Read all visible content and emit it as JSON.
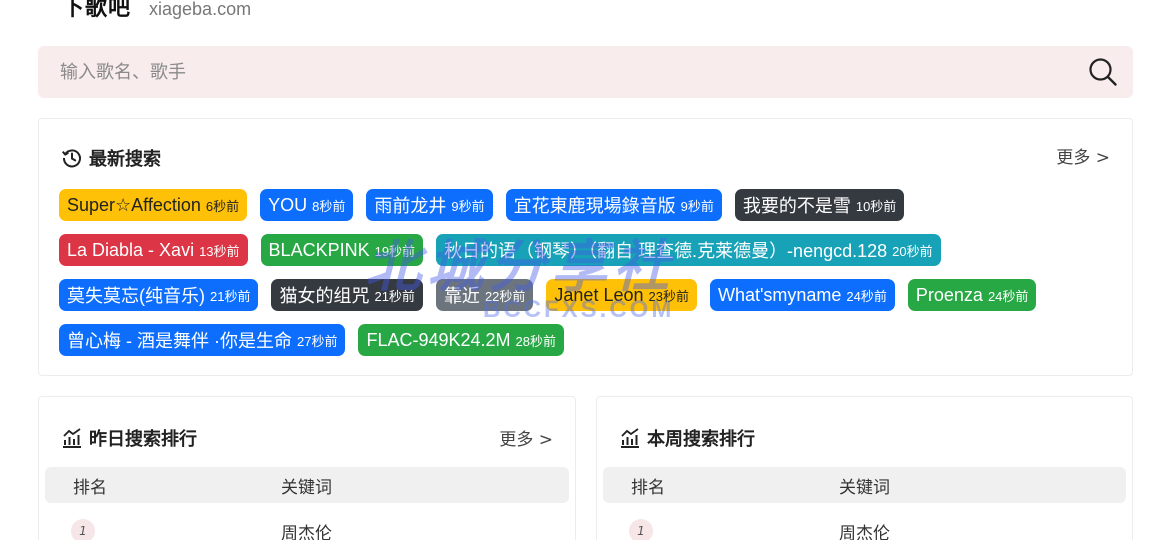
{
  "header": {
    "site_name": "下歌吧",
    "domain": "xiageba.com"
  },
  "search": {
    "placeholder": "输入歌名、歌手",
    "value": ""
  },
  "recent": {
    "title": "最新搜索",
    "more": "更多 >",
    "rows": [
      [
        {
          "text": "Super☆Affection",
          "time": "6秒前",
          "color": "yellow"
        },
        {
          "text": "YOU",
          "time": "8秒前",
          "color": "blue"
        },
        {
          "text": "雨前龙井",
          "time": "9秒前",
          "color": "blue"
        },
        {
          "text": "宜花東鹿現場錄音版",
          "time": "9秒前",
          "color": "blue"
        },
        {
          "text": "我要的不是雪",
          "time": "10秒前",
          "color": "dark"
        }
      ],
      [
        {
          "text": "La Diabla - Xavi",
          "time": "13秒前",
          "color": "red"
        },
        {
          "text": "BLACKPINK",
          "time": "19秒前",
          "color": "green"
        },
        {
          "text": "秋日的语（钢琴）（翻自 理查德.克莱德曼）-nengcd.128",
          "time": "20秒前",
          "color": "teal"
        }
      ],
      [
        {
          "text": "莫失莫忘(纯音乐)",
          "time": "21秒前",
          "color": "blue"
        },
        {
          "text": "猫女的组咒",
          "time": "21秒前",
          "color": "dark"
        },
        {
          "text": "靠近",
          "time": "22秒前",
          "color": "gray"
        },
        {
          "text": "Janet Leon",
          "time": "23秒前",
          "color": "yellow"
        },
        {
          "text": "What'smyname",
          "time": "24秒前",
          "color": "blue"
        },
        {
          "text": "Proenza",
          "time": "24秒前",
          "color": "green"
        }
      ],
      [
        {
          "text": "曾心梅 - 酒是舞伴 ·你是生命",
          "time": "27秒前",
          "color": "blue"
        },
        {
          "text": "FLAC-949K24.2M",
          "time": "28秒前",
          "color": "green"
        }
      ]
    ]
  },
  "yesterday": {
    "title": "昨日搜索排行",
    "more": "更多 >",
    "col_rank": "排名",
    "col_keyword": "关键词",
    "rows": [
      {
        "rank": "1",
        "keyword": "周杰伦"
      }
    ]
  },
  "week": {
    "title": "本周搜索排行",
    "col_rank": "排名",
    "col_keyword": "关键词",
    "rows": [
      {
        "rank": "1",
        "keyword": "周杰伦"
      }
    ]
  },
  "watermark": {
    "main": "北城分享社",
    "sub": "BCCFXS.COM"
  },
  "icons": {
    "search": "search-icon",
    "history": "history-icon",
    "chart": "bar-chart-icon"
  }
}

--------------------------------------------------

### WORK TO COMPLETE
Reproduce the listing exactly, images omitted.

### TASK RESPONSE
Read all visible content and emit it as JSON.
{
  "header": {
    "site_name": "下歌吧",
    "domain": "xiageba.com"
  },
  "search": {
    "placeholder": "输入歌名、歌手",
    "value": ""
  },
  "recent": {
    "title": "最新搜索",
    "more": "更多 >",
    "rows": [
      [
        {
          "text": "Super☆Affection",
          "time": "6秒前",
          "color": "yellow"
        },
        {
          "text": "YOU",
          "time": "8秒前",
          "color": "blue"
        },
        {
          "text": "雨前龙井",
          "time": "9秒前",
          "color": "blue"
        },
        {
          "text": "宜花東鹿現場錄音版",
          "time": "9秒前",
          "color": "blue"
        },
        {
          "text": "我要的不是雪",
          "time": "10秒前",
          "color": "dark"
        }
      ],
      [
        {
          "text": "La Diabla - Xavi",
          "time": "13秒前",
          "color": "red"
        },
        {
          "text": "BLACKPINK",
          "time": "19秒前",
          "color": "green"
        },
        {
          "text": "秋日的语（钢琴）（翻自 理查德.克莱德曼）-nengcd.128",
          "time": "20秒前",
          "color": "teal"
        }
      ],
      [
        {
          "text": "莫失莫忘(纯音乐)",
          "time": "21秒前",
          "color": "blue"
        },
        {
          "text": "猫女的组咒",
          "time": "21秒前",
          "color": "dark"
        },
        {
          "text": "靠近",
          "time": "22秒前",
          "color": "gray"
        },
        {
          "text": "Janet Leon",
          "time": "23秒前",
          "color": "yellow"
        },
        {
          "text": "What'smyname",
          "time": "24秒前",
          "color": "blue"
        },
        {
          "text": "Proenza",
          "time": "24秒前",
          "color": "green"
        }
      ],
      [
        {
          "text": "曾心梅 - 酒是舞伴 ·你是生命",
          "time": "27秒前",
          "color": "blue"
        },
        {
          "text": "FLAC-949K24.2M",
          "time": "28秒前",
          "color": "green"
        }
      ]
    ]
  },
  "yesterday": {
    "title": "昨日搜索排行",
    "more": "更多 >",
    "col_rank": "排名",
    "col_keyword": "关键词",
    "rows": [
      {
        "rank": "1",
        "keyword": "周杰伦"
      }
    ]
  },
  "week": {
    "title": "本周搜索排行",
    "col_rank": "排名",
    "col_keyword": "关键词",
    "rows": [
      {
        "rank": "1",
        "keyword": "周杰伦"
      }
    ]
  },
  "watermark": {
    "main": "北城分享社",
    "sub": "BCCFXS.COM"
  },
  "icons": {
    "search": "search-icon",
    "history": "history-icon",
    "chart": "bar-chart-icon"
  }
}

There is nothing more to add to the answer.